Task item =
For each line in the material below that holds "localhost", copy that line.

--- Material shown Enclosed Below ---

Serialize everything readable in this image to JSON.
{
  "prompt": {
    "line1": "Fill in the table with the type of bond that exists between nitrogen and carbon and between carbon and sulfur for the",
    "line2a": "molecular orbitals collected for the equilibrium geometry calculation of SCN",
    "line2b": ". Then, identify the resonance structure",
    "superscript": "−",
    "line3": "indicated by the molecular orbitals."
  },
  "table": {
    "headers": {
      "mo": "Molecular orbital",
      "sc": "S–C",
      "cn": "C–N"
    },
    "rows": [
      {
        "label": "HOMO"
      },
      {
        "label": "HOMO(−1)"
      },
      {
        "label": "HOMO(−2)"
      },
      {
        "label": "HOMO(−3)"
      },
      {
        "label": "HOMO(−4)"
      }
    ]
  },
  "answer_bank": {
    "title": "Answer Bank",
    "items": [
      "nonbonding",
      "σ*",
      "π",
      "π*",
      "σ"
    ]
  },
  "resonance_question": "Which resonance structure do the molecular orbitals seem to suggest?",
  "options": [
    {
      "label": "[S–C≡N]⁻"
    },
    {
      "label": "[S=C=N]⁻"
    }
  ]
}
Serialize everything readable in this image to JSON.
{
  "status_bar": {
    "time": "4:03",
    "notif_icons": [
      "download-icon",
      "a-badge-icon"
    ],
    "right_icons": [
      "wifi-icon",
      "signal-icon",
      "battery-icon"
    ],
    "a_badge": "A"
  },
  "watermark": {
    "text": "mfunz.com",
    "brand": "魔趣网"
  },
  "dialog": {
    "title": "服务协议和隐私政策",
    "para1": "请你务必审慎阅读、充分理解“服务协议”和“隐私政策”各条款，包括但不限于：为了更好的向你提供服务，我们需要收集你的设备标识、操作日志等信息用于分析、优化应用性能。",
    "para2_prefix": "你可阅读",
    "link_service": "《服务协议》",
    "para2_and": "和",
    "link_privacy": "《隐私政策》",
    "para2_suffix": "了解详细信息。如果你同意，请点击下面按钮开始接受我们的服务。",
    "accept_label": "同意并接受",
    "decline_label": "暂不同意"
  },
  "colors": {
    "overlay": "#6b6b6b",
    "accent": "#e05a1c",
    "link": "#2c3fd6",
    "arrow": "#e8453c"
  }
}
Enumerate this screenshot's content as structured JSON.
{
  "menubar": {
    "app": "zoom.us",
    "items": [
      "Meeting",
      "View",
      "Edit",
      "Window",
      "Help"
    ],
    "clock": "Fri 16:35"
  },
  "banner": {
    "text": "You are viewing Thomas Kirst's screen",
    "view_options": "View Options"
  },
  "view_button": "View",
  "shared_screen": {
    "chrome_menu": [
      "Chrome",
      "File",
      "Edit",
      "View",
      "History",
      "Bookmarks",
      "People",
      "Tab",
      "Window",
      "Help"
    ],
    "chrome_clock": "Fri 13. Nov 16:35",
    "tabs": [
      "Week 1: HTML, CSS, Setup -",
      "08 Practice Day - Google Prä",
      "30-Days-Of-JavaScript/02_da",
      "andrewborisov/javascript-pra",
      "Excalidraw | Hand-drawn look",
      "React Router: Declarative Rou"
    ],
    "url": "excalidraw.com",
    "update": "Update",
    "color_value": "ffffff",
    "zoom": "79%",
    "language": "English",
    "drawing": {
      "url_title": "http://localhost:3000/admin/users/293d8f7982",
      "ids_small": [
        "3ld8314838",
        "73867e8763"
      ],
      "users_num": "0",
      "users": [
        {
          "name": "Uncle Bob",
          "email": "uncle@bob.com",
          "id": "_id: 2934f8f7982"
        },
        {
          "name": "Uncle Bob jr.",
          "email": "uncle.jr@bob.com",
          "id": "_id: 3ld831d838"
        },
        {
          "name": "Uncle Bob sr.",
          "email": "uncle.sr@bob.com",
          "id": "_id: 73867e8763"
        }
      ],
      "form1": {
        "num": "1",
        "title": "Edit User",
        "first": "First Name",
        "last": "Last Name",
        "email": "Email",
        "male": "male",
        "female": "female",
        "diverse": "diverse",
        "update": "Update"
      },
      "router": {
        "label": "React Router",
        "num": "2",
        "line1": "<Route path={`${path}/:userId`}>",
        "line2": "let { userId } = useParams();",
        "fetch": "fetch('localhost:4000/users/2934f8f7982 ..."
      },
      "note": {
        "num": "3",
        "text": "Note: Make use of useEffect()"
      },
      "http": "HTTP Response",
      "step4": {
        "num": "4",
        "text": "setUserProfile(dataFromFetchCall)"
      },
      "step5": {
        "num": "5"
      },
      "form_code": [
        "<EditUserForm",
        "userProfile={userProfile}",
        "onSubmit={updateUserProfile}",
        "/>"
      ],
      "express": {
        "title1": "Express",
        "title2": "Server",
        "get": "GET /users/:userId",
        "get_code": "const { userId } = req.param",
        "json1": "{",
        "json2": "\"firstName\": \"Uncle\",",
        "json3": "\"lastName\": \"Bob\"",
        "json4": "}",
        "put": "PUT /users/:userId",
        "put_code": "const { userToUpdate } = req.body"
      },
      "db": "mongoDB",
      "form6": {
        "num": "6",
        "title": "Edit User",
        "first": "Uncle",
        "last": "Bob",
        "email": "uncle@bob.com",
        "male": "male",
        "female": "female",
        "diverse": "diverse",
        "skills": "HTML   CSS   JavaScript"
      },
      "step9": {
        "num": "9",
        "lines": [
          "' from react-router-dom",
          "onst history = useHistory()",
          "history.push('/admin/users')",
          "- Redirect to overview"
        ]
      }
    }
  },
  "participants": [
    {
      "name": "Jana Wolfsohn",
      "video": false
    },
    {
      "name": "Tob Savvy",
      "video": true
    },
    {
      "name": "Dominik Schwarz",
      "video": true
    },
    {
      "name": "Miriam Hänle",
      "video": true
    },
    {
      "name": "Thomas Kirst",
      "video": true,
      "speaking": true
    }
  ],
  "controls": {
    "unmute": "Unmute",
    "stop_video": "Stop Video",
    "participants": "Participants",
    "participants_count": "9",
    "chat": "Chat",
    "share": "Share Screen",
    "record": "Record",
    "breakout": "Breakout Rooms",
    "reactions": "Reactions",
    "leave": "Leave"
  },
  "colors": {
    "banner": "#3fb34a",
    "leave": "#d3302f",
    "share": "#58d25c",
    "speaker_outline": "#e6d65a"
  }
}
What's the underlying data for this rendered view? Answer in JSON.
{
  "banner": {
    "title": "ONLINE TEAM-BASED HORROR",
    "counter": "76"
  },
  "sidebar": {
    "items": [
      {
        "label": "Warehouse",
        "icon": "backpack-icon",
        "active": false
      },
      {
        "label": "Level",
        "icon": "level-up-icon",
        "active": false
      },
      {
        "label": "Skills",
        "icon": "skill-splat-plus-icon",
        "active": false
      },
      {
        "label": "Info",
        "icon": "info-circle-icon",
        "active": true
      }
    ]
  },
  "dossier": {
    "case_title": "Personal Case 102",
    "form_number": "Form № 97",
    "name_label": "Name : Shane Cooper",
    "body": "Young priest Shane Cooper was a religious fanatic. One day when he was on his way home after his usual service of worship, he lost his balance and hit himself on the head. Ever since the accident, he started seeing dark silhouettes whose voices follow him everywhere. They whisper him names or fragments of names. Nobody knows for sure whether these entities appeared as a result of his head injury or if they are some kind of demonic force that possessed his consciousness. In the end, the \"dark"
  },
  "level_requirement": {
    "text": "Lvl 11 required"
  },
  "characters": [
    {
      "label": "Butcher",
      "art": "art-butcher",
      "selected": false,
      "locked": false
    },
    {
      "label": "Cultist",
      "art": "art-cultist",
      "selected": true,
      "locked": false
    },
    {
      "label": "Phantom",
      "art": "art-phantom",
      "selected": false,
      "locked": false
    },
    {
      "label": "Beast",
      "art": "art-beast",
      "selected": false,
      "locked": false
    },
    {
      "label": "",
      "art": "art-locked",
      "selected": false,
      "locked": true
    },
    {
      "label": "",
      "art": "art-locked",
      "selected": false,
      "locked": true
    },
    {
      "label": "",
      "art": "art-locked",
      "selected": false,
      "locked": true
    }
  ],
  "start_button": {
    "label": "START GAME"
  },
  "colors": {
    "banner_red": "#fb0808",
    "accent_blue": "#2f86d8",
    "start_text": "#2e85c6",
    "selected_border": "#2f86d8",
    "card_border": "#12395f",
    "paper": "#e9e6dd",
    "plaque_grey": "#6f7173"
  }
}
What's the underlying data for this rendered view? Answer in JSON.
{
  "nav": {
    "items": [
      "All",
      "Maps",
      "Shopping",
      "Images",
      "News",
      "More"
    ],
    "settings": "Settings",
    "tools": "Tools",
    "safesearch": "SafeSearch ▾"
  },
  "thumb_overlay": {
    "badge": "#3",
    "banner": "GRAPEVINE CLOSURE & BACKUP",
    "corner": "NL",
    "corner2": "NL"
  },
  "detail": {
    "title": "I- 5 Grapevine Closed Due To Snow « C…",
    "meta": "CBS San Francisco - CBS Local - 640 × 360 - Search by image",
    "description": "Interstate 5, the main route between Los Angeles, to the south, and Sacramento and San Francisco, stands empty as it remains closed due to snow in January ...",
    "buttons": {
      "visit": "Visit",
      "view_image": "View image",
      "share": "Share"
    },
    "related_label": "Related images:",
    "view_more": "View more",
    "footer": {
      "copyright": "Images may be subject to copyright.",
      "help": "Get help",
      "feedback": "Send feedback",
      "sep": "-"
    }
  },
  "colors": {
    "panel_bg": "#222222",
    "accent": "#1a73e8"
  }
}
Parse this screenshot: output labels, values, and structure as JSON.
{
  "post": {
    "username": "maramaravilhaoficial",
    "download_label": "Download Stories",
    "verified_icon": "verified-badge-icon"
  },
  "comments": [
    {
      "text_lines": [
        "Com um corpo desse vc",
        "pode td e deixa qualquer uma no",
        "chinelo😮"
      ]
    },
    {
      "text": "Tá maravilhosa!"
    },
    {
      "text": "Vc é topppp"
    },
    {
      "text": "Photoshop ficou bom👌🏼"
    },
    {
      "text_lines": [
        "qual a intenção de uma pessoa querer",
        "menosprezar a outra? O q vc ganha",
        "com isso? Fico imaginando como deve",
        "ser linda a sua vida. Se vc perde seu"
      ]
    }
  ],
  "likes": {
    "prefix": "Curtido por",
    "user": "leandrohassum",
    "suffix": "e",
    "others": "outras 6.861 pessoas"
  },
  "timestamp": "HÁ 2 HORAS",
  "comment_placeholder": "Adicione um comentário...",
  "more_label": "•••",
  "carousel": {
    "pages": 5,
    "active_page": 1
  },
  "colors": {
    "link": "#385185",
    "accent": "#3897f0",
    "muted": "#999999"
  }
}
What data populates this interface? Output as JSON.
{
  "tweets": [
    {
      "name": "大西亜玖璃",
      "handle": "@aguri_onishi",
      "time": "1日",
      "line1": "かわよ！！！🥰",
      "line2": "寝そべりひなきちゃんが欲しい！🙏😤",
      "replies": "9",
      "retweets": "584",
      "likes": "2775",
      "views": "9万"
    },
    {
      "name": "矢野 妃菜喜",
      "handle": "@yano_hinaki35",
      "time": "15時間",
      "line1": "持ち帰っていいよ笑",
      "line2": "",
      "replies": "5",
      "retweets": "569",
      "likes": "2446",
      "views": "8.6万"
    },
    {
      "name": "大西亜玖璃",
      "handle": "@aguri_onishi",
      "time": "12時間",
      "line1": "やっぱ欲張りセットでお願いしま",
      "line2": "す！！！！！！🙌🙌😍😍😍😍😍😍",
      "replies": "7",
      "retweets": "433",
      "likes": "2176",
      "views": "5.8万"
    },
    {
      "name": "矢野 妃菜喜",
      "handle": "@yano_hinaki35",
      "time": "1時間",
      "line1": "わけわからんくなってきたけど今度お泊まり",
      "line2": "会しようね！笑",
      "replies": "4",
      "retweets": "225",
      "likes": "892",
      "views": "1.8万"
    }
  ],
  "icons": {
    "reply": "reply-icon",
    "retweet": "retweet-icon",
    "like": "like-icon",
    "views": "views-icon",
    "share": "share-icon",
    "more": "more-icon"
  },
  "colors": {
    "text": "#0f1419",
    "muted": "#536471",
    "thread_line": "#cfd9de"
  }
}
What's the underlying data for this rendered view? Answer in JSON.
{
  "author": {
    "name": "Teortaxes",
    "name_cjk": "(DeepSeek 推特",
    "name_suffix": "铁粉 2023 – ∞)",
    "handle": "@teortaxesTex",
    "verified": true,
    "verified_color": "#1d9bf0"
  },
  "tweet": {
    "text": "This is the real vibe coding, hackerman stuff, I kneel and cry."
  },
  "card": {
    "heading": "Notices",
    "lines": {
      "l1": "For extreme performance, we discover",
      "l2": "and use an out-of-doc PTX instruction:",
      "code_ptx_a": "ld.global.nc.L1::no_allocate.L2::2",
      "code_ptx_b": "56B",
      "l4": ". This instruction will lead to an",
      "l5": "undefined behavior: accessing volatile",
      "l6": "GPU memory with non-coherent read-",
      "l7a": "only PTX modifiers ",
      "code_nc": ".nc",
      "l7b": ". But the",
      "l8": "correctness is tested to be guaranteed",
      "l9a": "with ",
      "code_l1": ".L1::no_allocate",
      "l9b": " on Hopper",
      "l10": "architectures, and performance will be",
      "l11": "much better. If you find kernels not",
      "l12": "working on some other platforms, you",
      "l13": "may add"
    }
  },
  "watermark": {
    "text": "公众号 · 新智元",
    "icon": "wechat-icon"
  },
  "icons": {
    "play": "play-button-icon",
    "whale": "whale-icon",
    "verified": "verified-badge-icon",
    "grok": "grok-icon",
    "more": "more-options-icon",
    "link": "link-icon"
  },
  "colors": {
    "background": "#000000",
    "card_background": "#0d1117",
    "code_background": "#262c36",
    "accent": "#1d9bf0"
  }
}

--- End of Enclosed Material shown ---

Completed task =
      "url_title": "http://localhost:3000/admin/users/293d8f7982",
        "fetch": "fetch('localhost:4000/users/2934f8f7982 ..."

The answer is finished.